*** PROVIDED ENTRIES Section Begins ***

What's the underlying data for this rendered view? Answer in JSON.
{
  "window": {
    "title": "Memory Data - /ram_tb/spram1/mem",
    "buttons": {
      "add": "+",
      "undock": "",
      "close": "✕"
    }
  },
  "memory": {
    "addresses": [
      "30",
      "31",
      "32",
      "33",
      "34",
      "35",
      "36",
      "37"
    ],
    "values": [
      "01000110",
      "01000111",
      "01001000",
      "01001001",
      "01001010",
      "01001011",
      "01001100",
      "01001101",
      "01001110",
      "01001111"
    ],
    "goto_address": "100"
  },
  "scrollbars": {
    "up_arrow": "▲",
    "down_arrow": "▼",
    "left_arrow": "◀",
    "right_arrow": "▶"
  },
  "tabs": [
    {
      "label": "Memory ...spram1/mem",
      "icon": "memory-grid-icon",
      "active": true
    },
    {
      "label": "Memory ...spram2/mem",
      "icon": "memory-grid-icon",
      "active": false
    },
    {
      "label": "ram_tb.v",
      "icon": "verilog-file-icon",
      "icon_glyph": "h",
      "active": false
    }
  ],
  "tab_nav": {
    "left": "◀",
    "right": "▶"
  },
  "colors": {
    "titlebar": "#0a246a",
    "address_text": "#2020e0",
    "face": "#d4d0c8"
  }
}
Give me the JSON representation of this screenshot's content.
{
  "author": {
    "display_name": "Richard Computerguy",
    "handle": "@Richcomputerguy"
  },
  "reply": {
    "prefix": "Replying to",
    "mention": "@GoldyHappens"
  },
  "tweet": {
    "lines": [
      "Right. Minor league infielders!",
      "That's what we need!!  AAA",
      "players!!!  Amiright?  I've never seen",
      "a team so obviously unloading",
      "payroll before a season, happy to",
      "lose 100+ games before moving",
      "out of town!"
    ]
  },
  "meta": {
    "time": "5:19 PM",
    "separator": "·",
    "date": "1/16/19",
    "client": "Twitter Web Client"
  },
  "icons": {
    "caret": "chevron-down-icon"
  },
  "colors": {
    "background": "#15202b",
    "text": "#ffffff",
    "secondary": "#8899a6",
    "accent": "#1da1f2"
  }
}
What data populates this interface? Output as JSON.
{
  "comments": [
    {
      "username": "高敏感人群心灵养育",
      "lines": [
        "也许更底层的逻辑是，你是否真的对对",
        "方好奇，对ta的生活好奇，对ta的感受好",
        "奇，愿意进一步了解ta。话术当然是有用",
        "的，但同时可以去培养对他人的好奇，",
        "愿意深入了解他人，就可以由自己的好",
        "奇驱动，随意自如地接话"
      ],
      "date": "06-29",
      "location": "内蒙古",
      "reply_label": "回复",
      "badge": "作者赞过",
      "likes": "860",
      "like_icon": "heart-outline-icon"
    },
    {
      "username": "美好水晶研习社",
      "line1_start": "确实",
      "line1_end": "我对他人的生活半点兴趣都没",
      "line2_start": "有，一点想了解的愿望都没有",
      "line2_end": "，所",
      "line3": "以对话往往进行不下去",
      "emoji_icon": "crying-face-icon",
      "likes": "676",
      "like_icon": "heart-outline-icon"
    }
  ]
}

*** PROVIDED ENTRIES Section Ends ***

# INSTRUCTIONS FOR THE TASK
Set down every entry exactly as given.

# TASK RESPONSE
What's the underlying data for this rendered view? Answer in JSON.
{
  "window": {
    "title": "Memory Data - /ram_tb/spram1/mem",
    "buttons": {
      "add": "+",
      "undock": "",
      "close": "✕"
    }
  },
  "memory": {
    "addresses": [
      "30",
      "31",
      "32",
      "33",
      "34",
      "35",
      "36",
      "37"
    ],
    "values": [
      "01000110",
      "01000111",
      "01001000",
      "01001001",
      "01001010",
      "01001011",
      "01001100",
      "01001101",
      "01001110",
      "01001111"
    ],
    "goto_address": "100"
  },
  "scrollbars": {
    "up_arrow": "▲",
    "down_arrow": "▼",
    "left_arrow": "◀",
    "right_arrow": "▶"
  },
  "tabs": [
    {
      "label": "Memory ...spram1/mem",
      "icon": "memory-grid-icon",
      "active": true
    },
    {
      "label": "Memory ...spram2/mem",
      "icon": "memory-grid-icon",
      "active": false
    },
    {
      "label": "ram_tb.v",
      "icon": "verilog-file-icon",
      "icon_glyph": "h",
      "active": false
    }
  ],
  "tab_nav": {
    "left": "◀",
    "right": "▶"
  },
  "colors": {
    "titlebar": "#0a246a",
    "address_text": "#2020e0",
    "face": "#d4d0c8"
  }
}
Give me the JSON representation of this screenshot's content.
{
  "author": {
    "display_name": "Richard Computerguy",
    "handle": "@Richcomputerguy"
  },
  "reply": {
    "prefix": "Replying to",
    "mention": "@GoldyHappens"
  },
  "tweet": {
    "lines": [
      "Right. Minor league infielders!",
      "That's what we need!!  AAA",
      "players!!!  Amiright?  I've never seen",
      "a team so obviously unloading",
      "payroll before a season, happy to",
      "lose 100+ games before moving",
      "out of town!"
    ]
  },
  "meta": {
    "time": "5:19 PM",
    "separator": "·",
    "date": "1/16/19",
    "client": "Twitter Web Client"
  },
  "icons": {
    "caret": "chevron-down-icon"
  },
  "colors": {
    "background": "#15202b",
    "text": "#ffffff",
    "secondary": "#8899a6",
    "accent": "#1da1f2"
  }
}
What data populates this interface? Output as JSON.
{
  "comments": [
    {
      "username": "高敏感人群心灵养育",
      "lines": [
        "也许更底层的逻辑是，你是否真的对对",
        "方好奇，对ta的生活好奇，对ta的感受好",
        "奇，愿意进一步了解ta。话术当然是有用",
        "的，但同时可以去培养对他人的好奇，",
        "愿意深入了解他人，就可以由自己的好",
        "奇驱动，随意自如地接话"
      ],
      "date": "06-29",
      "location": "内蒙古",
      "reply_label": "回复",
      "badge": "作者赞过",
      "likes": "860",
      "like_icon": "heart-outline-icon"
    },
    {
      "username": "美好水晶研习社",
      "line1_start": "确实",
      "line1_end": "我对他人的生活半点兴趣都没",
      "line2_start": "有，一点想了解的愿望都没有",
      "line2_end": "，所",
      "line3": "以对话往往进行不下去",
      "emoji_icon": "crying-face-icon",
      "likes": "676",
      "like_icon": "heart-outline-icon"
    }
  ]
}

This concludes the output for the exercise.